2. In 1982, Judge Banke made a laudable effort in State v. Adamczyk to bring an end to the seemingly unending litigation concerning the specificity of a demand for trial that could result in statutory discharge and acquittal. He was, however, unable to close the door completely on the subject, as evidenced by the two decades of litigation which have ensued. While "substantial compliance" with either of the statutes authorizing the filing of a demand for speedy trial is insufficient to trigger discharge and acquittal *480 (Patten v. State, supra, 250 Ga.App. at 499, 552 S.E.2d 110), and appellate case law requires that the caption of the pleading in which the demand for speedy trial is made contain "the exact nature of the pleading" before discharge and acquittal occur (Kramer v. State, supra, 185 Ga.App. 254, 363 S.E.2d 800), the appellate courts have been reluctant to adopt a hard and fast rule as to what constitutes a demand for speedy trial sufficient to permit discharge and acquittal should the demand not be honored. The Adamczyk court declined to require any particular form, deeming a pleading sufficient if it "[could] reasonably be construed as a demand for trial under the [statutory] provisions...." 162 Ga.App. at 290, 290 S.E.2d 149. Over the last twenty years, the variety of appellate determinations of what "[could] reasonably be construed as a demand for trial under the [statutory] provisions" has led us back to the confusion the Adamczyk court faced. Accordingly, I believe it is time we resort to requiring that a valid demand for speedy trial be couched in a particular form. Such a form would require that the demand be contained in a pleading containing no other subject matter, that the pleading be captioned DEMAND FOR SPEEDY TRIAL PURSUANT TO OCGA § 17-7-170 or 17-7-171 (whichever is applicable), and that the pleading contain the style of the case and the case number or indictment number in which it is being filed. The use of these standards, it is hoped, will make the filing of a demand for speedy trial more of an administrative process rather than one requiring a judicial imprimatur.

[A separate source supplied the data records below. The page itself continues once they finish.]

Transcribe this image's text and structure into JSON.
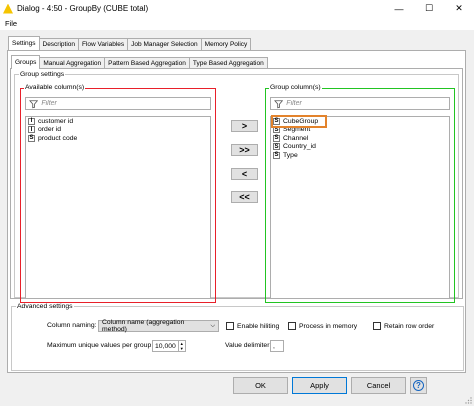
{
  "window": {
    "title": "Dialog - 4:50 - GroupBy (CUBE total)",
    "minimize_glyph": "—",
    "maximize_glyph": "☐",
    "close_glyph": "✕"
  },
  "menu": {
    "file": "File"
  },
  "outer_tabs": [
    "Settings",
    "Description",
    "Flow Variables",
    "Job Manager Selection",
    "Memory Policy"
  ],
  "inner_tabs": [
    "Groups",
    "Manual Aggregation",
    "Pattern Based Aggregation",
    "Type Based Aggregation"
  ],
  "group_settings": {
    "legend": "Group settings",
    "available": {
      "title": "Available column(s)",
      "filter_placeholder": "Filter",
      "items": [
        {
          "type": "I",
          "name": "customer id"
        },
        {
          "type": "I",
          "name": "order id"
        },
        {
          "type": "S",
          "name": "product code"
        }
      ]
    },
    "group": {
      "title": "Group column(s)",
      "filter_placeholder": "Filter",
      "items": [
        {
          "type": "S",
          "name": "CubeGroup"
        },
        {
          "type": "S",
          "name": "Segment"
        },
        {
          "type": "S",
          "name": "Channel"
        },
        {
          "type": "S",
          "name": "Country_id"
        },
        {
          "type": "S",
          "name": "Type"
        }
      ]
    },
    "buttons": {
      "add": ">",
      "add_all": ">>",
      "remove": "<",
      "remove_all": "<<"
    }
  },
  "advanced": {
    "legend": "Advanced settings",
    "column_naming_label": "Column naming:",
    "column_naming_value": "Column name (aggregation method)",
    "enable_hiliting": "Enable hiliting",
    "process_in_memory": "Process in memory",
    "retain_row_order": "Retain row order",
    "max_unique_label": "Maximum unique values per group",
    "max_unique_value": "10,000",
    "value_delimiter_label": "Value delimiter",
    "value_delimiter_value": ","
  },
  "footer": {
    "ok": "OK",
    "apply": "Apply",
    "cancel": "Cancel",
    "help": "?"
  },
  "colors": {
    "available_border": "#e8202a",
    "group_border": "#22c422",
    "highlight": "#e3832c",
    "help_icon": "#1565c0"
  }
}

In sum, defendant Bell's "Motion to Set Trial" does not qualify under current appellate case law as a valid demand for speedy trial so as to entitle the pleader to automatic discharge and acquittal of the murder charge for which he was indicted, and the trial court's ruling to the contrary should be reversed. Accordingly, I dissent to the majority's affirmance of the trial court's ruling. To avoid this type of litigation in the future, the Court should hold that a statutory demand for speedy trial will not be valid unless the pleading in which it is contained meets the standards set forth above.
I am authorized to state that Justice HINES joins this dissent.NOTES

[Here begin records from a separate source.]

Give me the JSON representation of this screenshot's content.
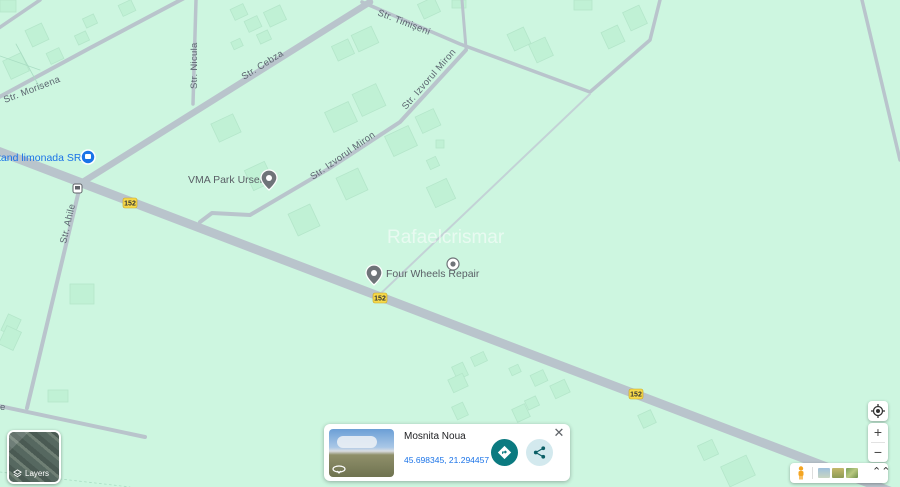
{
  "map": {
    "streets": {
      "morisena": "Str. Morisena",
      "cebza": "Str. Cebza",
      "nicula": "Str. Nicula",
      "timiseni": "Str. Timișeni",
      "izvorul_miron_1": "Str. Izvorul Miron",
      "izvorul_miron_2": "Str. Izvorul Miron",
      "ahile": "Str. Ahile"
    },
    "route_shields": {
      "a": "152",
      "b": "152",
      "c": "152"
    },
    "pois": {
      "limonada": "tand limonada SRL",
      "vma": "VMA Park Urseni",
      "four_wheels": "Four Wheels Repair"
    },
    "watermark": "Rafaelcrismar",
    "edge_letter": "e"
  },
  "layers": {
    "label": "Layers"
  },
  "place_card": {
    "title": "Mosnita Noua",
    "coords": "45.698345, 21.294457",
    "close": "✕"
  },
  "controls": {
    "zoom_in": "+",
    "zoom_out": "−",
    "expand": "⌃⌃"
  },
  "colors": {
    "land": "#cdf6e0",
    "road": "#b7c3cb",
    "building": "#bff0d4",
    "shield": "#f6d94a",
    "accent": "#0b7a80",
    "link": "#1a73e8"
  }
}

 As an example of the reason why our trial courts have rules requiring a pleading's caption to reflect the exact nature of the pleading, I note that the superior court clerk's office describes the motion in the index of the case record as a "Letter Requesting Trial by Jury. Filed June 26, 1996."